Rooibos is a plant with amazing properties. A South African native, the leaves of the Rooibos - pronounced Roy-Boss, plant are dried and used to brew a caffeine free drink with high nutritional value. Here at Stir Tea we are very fond of Rooibos. We offer you two kinds of pure Rooibos: Red and Green, both organically grown and you will also find it used as a base within many of our herbal and fruit blends which we have listed at the end of this article.
Looking at the Rooibos Plant & Its History
Indigenous to the mountain region of Cederberg (north of Cape Town) Rooibos was first discovered in the 1700s by Dutch settlers to South Africa. They found that the rooibos plant produced an acceptable alternative to the imported black tea they were used to drinking, however, it wasn't until the late 1930's that red rooibos was grown as a commercial crop and then the late 1990s saw the creation of a new category - green rooibos. Over time the use of rooibos has extended into the culinary field with powdered rooibos used in cooking, and also as an extract for food and beverage flavouring. You will also find it in cosmetics and personal care products.
Shrub like in nature the cultivated plants may reach a height of 1.5 metres. Its botanical name is Aspalathus linearis and the plant has long needle-like leaves, and produces yellow flowers each spring (it reminds me of the NZ broom plant to look at). From an established seedling it takes around 18 months before the plant is ready to harvest, usually during the summer months. The plant will deliver around 4 crops over its average life span of 6 years.
Red rooibos is prepared through the traditional process of fermentation. This involves cutting the green leaves, bruising and then wetting them with water. The damp leaves are then left to oxidise for 12 hours during which the leaves turn red and the distinctive flavour develops. The rooibos is then dried and processed.
Green (or unoxidised) rooibos is harvested, cut and then dried and processed immediately without the oxidation step. This difference results in a much lighter liquor colour with a mineral/grassy like flavour.
Exploring Rooibos As A Beverage
Red rooibos is the most well-known of the two rooibos beverages, though we sell both varieties in our Herbals and Fruits category. Inhaling the aroma of our dry red rooibos leaf you will be struck by the honey and caramel nature of it. The brewed liquor is full of depth and the complex flavours remain on the tongue, there can almost be a faint hint of smokiness in the background.
The aroma (and resulting liquor) of the dry green rooibos leaf is more akin to a light green tea. It has a mellow flavour and more vegetal with a hint of sweetness. There is no astringency when brewing either style.

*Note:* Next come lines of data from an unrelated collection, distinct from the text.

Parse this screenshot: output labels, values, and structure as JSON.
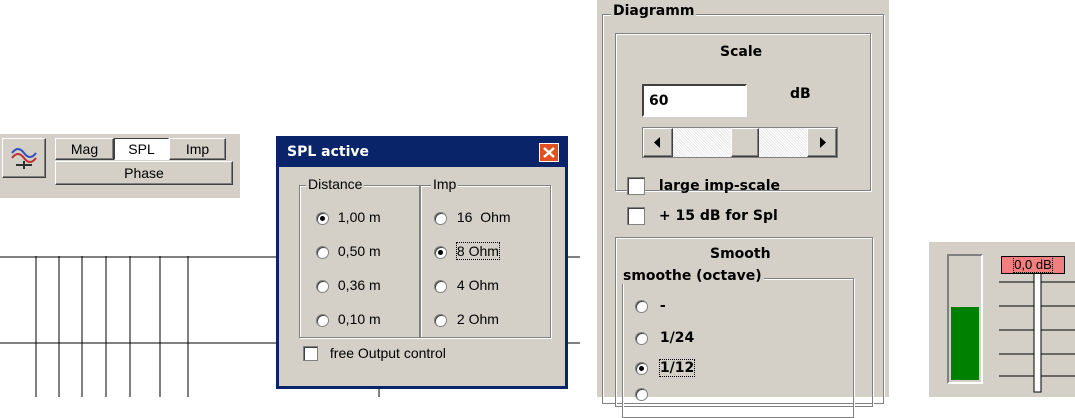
{
  "toolbar": {
    "tabs": [
      {
        "label": "Mag",
        "active": false
      },
      {
        "label": "SPL",
        "active": true
      },
      {
        "label": "Imp",
        "active": false
      }
    ],
    "phase_label": "Phase",
    "icon": "speaker-mesh-icon"
  },
  "spl_dialog": {
    "title": "SPL active",
    "distance_legend": "Distance",
    "imp_legend": "Imp",
    "distances": [
      {
        "label": "1,00 m",
        "selected": true
      },
      {
        "label": "0,50 m",
        "selected": false
      },
      {
        "label": "0,36 m",
        "selected": false
      },
      {
        "label": "0,10 m",
        "selected": false
      }
    ],
    "impedances": [
      {
        "label": "16  Ohm",
        "selected": false
      },
      {
        "label": "8 Ohm",
        "selected": true
      },
      {
        "label": "4 Ohm",
        "selected": false
      },
      {
        "label": "2 Ohm",
        "selected": false
      }
    ],
    "free_output_label": "free Output control",
    "free_output_checked": false,
    "title_bar_color": "#0a246a",
    "close_button_color": "#e35020"
  },
  "diagramm": {
    "legend": "Diagramm",
    "scale_label": "Scale",
    "scale_value": "60",
    "scale_unit": "dB",
    "slider_level": 0.55,
    "large_imp_label": "large imp-scale",
    "large_imp_checked": false,
    "spl_plus_label": "+ 15 dB for Spl",
    "spl_plus_checked": false,
    "smooth_label": "Smooth",
    "smooth_legend": "smoothe (octave)",
    "smooth_options": [
      {
        "label": "-",
        "selected": false
      },
      {
        "label": "1/24",
        "selected": false
      },
      {
        "label": "1/12",
        "selected": true
      }
    ]
  },
  "meter": {
    "level_fraction": 0.6,
    "fader_label": "0,0 dB",
    "level_color": "#008000",
    "fader_label_color": "#f08080"
  }
}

If you are interested to learn more about the flavour profiles of rooibos then take a look at the sensory flavour wheel published in the Science Direct, which describes this in more detail.
Rooibos is said to offer many benefits to drinkers, being that it is:

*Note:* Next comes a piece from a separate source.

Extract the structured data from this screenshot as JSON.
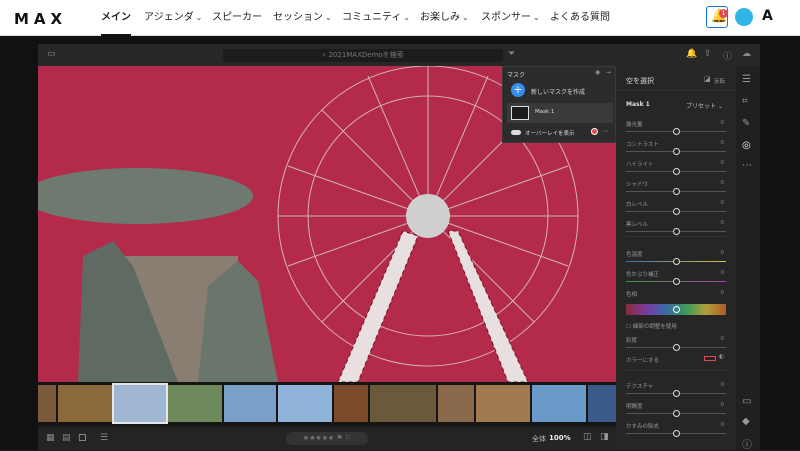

- high in antioxidants
- caffeine free
- low in tannins (tannins can reduce iron absorption)
- no oxalic acid (known for increasing the risk of kidney stones)
- may improve cholesterol levels
- rich in vitamin C
It can also be consumed in many ways; a healthy and refreshing drink in its own right both the green and red are lovely as a hot beverage (the red can stand the addition of milk really well) or it is perfect as an iced rooibos base adding lemon, apple or pineapple juice. It is an excellent caffeine free way to dilute fruit juices while adding nutritional value and useful in cooking as a base for stews and marinades.
In skincare and household products, you're likely to see it within soaps, body scrubs, moisturisers, room and linen fresheners.
Within the Stir Range of Herbals and Fruits there's something for everyone when it comes to this stunning beverage. In addition to the pure green and red rooibos options we have included rooibos in the following blends in varying amounts:
We hope you enjoy our rooibos offerings.
Posted: Tuesday 23 July 2019